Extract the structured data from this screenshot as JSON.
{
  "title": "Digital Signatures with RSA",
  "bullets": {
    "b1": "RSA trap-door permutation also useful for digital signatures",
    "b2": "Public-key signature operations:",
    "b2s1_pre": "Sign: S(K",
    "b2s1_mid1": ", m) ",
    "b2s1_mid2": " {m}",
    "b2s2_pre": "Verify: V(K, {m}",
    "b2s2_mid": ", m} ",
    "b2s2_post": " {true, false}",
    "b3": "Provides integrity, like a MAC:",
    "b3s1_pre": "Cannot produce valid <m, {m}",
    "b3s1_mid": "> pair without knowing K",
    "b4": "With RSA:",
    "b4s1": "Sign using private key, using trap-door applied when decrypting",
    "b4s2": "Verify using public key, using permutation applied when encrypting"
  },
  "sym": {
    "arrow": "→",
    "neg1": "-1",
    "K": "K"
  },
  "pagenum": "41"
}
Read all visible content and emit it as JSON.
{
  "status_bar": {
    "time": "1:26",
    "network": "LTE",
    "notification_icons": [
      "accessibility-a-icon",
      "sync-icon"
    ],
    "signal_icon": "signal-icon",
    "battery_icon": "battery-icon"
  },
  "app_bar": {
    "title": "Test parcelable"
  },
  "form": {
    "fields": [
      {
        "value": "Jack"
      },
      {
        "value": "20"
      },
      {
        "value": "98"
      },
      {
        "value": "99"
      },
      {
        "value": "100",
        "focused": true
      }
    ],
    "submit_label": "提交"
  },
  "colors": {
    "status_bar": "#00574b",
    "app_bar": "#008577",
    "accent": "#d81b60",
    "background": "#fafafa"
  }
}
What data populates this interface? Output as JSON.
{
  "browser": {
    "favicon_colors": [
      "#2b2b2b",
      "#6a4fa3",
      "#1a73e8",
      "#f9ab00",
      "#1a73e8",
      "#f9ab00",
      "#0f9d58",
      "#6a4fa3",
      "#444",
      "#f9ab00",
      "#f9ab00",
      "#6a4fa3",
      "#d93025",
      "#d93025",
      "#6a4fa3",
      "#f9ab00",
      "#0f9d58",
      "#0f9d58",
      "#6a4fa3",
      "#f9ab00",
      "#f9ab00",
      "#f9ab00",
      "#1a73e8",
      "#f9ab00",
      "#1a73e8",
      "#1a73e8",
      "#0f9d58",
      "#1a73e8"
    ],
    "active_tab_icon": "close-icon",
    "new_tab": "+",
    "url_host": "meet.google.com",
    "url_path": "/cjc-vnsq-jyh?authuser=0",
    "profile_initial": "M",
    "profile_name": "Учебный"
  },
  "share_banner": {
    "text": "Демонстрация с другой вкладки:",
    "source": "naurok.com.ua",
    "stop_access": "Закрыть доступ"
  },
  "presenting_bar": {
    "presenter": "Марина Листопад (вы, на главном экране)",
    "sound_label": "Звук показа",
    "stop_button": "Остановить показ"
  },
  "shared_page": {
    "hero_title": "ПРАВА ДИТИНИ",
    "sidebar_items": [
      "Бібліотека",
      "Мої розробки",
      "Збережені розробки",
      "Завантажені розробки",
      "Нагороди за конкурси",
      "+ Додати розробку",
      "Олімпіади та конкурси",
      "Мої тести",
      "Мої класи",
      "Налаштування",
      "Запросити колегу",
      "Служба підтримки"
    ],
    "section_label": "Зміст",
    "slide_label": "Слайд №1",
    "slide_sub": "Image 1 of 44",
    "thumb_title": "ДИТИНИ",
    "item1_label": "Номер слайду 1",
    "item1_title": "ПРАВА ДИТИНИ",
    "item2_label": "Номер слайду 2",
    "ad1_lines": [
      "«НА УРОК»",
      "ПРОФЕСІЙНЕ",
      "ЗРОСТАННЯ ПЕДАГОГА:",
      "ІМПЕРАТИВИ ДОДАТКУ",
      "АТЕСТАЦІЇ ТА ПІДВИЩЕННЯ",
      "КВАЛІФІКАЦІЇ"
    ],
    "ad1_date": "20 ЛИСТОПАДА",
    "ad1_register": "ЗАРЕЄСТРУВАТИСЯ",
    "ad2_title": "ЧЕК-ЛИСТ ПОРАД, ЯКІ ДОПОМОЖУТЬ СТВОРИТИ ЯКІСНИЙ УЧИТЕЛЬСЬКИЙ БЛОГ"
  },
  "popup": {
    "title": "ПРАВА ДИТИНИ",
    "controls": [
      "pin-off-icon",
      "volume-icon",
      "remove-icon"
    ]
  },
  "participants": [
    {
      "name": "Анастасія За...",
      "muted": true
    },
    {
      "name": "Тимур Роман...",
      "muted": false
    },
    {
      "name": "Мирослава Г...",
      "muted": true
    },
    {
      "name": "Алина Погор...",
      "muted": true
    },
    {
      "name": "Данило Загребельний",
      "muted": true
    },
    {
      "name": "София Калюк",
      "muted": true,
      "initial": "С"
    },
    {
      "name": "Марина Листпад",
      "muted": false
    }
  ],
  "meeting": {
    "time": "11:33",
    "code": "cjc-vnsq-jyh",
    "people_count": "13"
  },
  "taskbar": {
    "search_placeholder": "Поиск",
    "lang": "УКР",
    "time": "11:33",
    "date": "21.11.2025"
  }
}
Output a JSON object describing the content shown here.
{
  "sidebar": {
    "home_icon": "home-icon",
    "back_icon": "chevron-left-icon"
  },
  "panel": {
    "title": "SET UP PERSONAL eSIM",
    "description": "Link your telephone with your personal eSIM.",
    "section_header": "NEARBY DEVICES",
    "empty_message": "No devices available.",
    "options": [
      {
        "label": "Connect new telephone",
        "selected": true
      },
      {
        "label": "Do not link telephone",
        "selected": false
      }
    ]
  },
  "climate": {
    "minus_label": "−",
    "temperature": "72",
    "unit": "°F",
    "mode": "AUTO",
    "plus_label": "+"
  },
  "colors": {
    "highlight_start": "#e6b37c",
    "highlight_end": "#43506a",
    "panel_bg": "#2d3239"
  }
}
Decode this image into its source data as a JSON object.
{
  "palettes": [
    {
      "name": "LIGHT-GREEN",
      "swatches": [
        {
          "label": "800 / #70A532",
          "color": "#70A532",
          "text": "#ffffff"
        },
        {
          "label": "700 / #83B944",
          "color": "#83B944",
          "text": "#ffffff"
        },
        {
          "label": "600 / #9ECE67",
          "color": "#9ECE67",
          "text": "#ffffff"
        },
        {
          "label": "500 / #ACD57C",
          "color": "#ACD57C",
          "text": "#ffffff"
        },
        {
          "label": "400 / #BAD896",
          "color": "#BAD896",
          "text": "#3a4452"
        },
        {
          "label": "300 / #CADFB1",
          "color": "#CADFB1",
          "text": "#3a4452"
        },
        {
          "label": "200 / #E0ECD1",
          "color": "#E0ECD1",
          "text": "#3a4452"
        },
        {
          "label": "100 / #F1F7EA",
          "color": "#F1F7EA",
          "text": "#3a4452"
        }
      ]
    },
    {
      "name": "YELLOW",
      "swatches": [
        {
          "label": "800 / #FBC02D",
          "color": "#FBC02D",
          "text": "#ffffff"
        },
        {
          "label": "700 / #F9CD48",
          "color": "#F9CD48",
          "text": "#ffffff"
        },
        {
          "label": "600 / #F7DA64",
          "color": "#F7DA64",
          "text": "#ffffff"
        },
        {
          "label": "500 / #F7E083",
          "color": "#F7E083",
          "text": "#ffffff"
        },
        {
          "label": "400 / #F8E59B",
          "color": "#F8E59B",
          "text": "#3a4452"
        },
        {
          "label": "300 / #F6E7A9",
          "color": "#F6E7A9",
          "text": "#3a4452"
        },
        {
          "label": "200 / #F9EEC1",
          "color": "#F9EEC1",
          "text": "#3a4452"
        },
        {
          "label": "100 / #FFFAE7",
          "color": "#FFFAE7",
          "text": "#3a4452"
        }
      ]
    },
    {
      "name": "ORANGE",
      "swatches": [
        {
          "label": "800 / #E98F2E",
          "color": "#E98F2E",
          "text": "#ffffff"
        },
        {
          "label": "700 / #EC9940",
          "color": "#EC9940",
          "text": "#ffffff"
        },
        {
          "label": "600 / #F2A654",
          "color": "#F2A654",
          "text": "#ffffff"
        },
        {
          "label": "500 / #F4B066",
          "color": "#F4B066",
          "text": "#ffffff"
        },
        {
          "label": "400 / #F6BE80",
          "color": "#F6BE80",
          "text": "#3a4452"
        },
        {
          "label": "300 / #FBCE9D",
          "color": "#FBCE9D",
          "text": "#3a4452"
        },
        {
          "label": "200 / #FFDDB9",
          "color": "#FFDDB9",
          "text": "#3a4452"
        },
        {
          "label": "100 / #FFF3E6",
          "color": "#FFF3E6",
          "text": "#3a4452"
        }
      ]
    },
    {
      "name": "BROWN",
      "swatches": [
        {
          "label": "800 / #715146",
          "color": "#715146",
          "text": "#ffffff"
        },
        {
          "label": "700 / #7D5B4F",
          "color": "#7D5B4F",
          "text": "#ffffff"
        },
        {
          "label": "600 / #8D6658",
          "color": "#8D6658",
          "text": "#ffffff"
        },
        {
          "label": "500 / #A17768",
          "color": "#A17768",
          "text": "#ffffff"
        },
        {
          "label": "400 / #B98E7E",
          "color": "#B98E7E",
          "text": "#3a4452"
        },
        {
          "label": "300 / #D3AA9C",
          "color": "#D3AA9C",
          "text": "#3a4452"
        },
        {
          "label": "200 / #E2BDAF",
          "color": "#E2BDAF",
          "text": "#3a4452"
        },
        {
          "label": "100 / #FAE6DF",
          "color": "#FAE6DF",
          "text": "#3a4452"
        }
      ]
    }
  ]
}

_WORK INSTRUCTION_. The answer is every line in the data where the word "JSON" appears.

_THE COMPLETED TASK_.
Extract the structured data from this screenshot as JSON.
Read all visible content and emit it as JSON.
What data populates this interface? Output as JSON.
Output a JSON object describing the content shown here.
Decode this image into its source data as a JSON object.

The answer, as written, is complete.